▸ WHAT THIS TASK INVOLVES
Could you filter the records below and return each line that holds "JSON"?
##### RECORDS TO PROCESS
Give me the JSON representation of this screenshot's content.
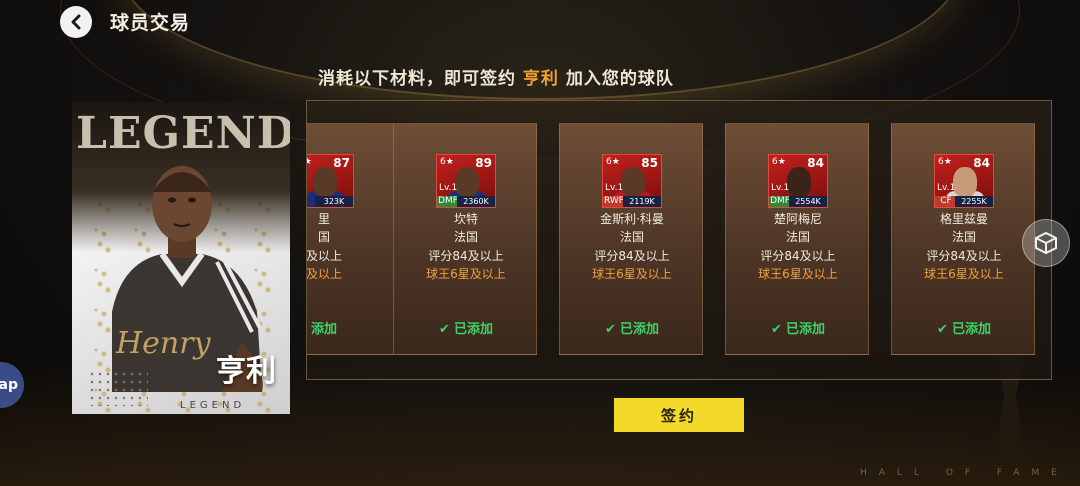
{
  "header": {
    "title": "球员交易"
  },
  "hero_card": {
    "badge_text": "LEGEND",
    "signature": "Henry",
    "name": "亨利",
    "footer": "LEGEND"
  },
  "left_edge_pill": {
    "label": "ap"
  },
  "instruction": {
    "prefix": "消耗以下材料，即可签约",
    "highlight": "亨利",
    "suffix": "加入您的球队"
  },
  "materials": [
    {
      "stars": "6★",
      "rating": "87",
      "level": "",
      "position": "",
      "value": "323K",
      "name": "里",
      "nation": "国",
      "requirement": "及以上",
      "tier": "及以上",
      "status": "添加",
      "partial": true
    },
    {
      "stars": "6★",
      "rating": "89",
      "level": "Lv.1",
      "position": "DMF",
      "value": "2360K",
      "name": "坎特",
      "nation": "法国",
      "requirement": "评分84及以上",
      "tier": "球王6星及以上",
      "status": "已添加",
      "partial": false
    },
    {
      "stars": "6★",
      "rating": "85",
      "level": "Lv.1",
      "position": "RWF",
      "value": "2119K",
      "name": "金斯利·科曼",
      "nation": "法国",
      "requirement": "评分84及以上",
      "tier": "球王6星及以上",
      "status": "已添加",
      "partial": false
    },
    {
      "stars": "6★",
      "rating": "84",
      "level": "Lv.1",
      "position": "DMF",
      "value": "2554K",
      "name": "楚阿梅尼",
      "nation": "法国",
      "requirement": "评分84及以上",
      "tier": "球王6星及以上",
      "status": "已添加",
      "partial": false
    },
    {
      "stars": "6★",
      "rating": "84",
      "level": "Lv.1",
      "position": "CF",
      "value": "2255K",
      "name": "格里兹曼",
      "nation": "法国",
      "requirement": "评分84及以上",
      "tier": "球王6星及以上",
      "status": "已添加",
      "partial": false
    }
  ],
  "sign_button": {
    "label": "签约"
  },
  "footer_watermark": "HALL OF FAME",
  "colors": {
    "accent_orange": "#f3a230",
    "added_green": "#3fd06a",
    "sign_yellow": "#f2d92a",
    "card_red": "#c2211c"
  },
  "icons": {
    "back": "chevron-left-icon",
    "added": "check-icon",
    "side_button": "cube-icon"
  }
}
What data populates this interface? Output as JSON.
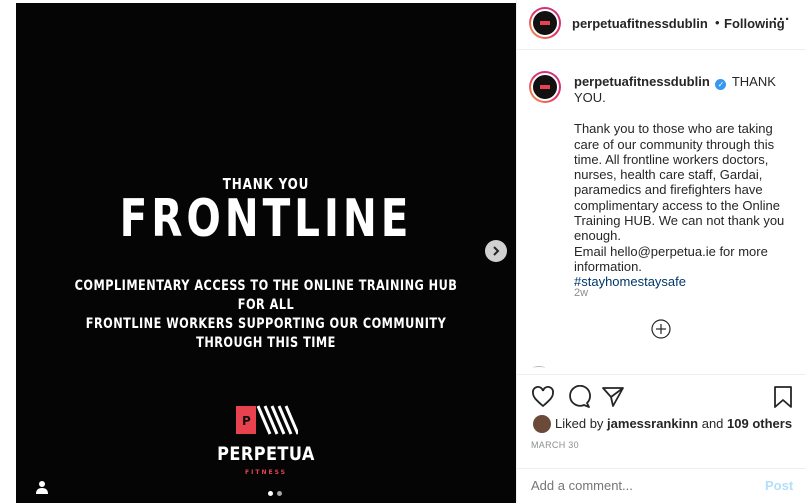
{
  "media": {
    "line1": "THANK YOU",
    "line2": "FRONTLINE",
    "line3": "COMPLIMENTARY ACCESS TO THE ONLINE TRAINING HUB FOR ALL\nFRONTLINE WORKERS SUPPORTING OUR COMMUNITY THROUGH THIS TIME",
    "brand": "PERPETUA",
    "brand_sub": "FITNESS",
    "carousel": {
      "count": 2,
      "active": 1
    }
  },
  "header": {
    "username": "perpetuafitnessdublin",
    "separator": "•",
    "follow_status": "Following",
    "more": "···"
  },
  "caption": {
    "username": "perpetuafitnessdublin",
    "title": "THANK YOU.",
    "body": "Thank you to those who are taking care of our community through this time. All frontline workers doctors, nurses, health care staff, Gardai, paramedics and firefighters have complimentary access to the Online Training HUB. We can not thank you enough.\nEmail hello@perpetua.ie for more information.",
    "hashtag": "#stayhomestaysafe",
    "time_ago": "2w"
  },
  "likes": {
    "prefix": "Liked by",
    "user": "jamessrankinn",
    "middle": "and",
    "others": "109 others"
  },
  "date": "MARCH 30",
  "comment": {
    "placeholder": "Add a comment...",
    "post_label": "Post"
  },
  "colors": {
    "brand_red": "#e8424f",
    "verified_blue": "#3897f0",
    "post_blue": "#b2dffc"
  }
}
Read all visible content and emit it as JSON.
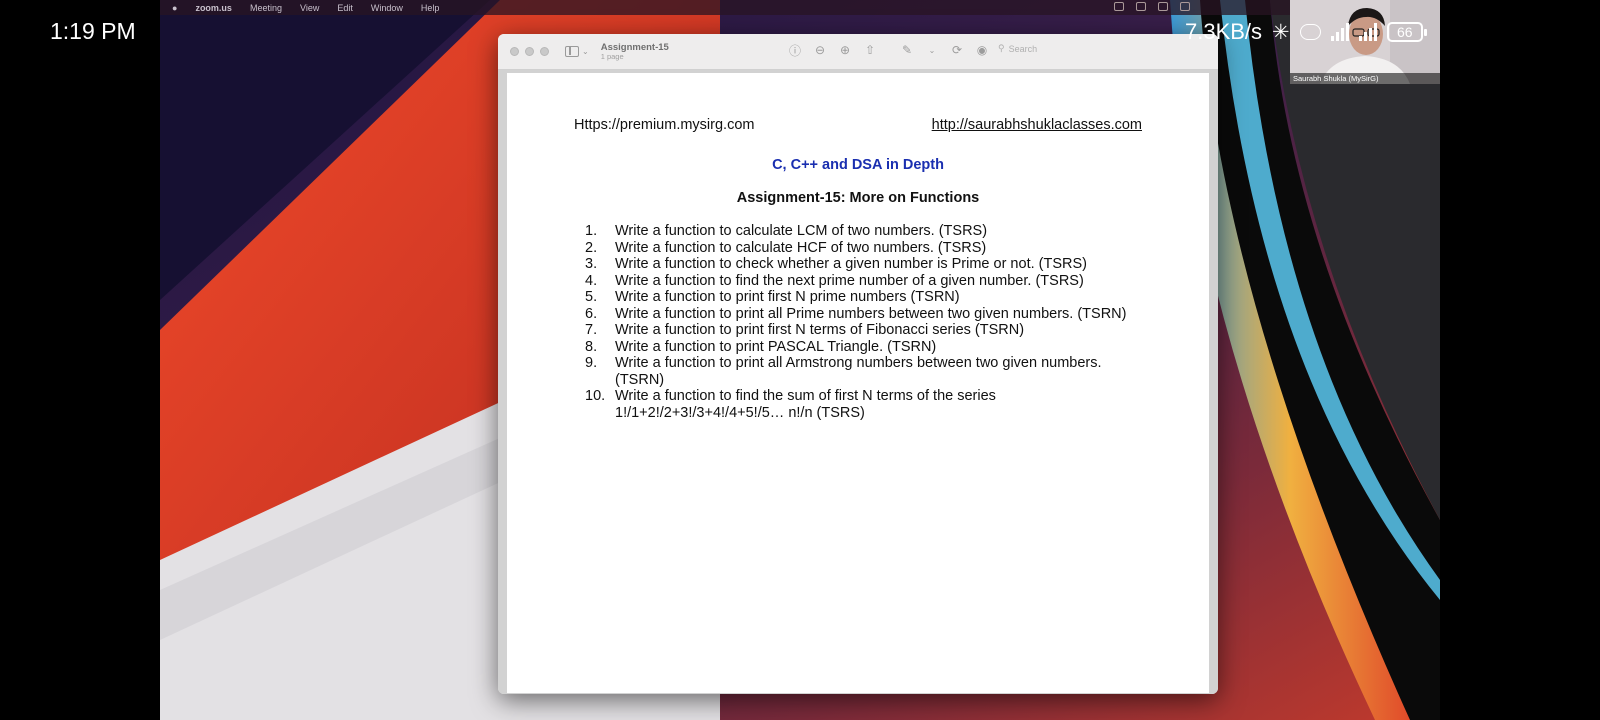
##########
▸ REPLY
Give me the JSON representation of this screenshot's content.
What data populates this interface? Output as JSON.
Read all visible content and emit it as JSON.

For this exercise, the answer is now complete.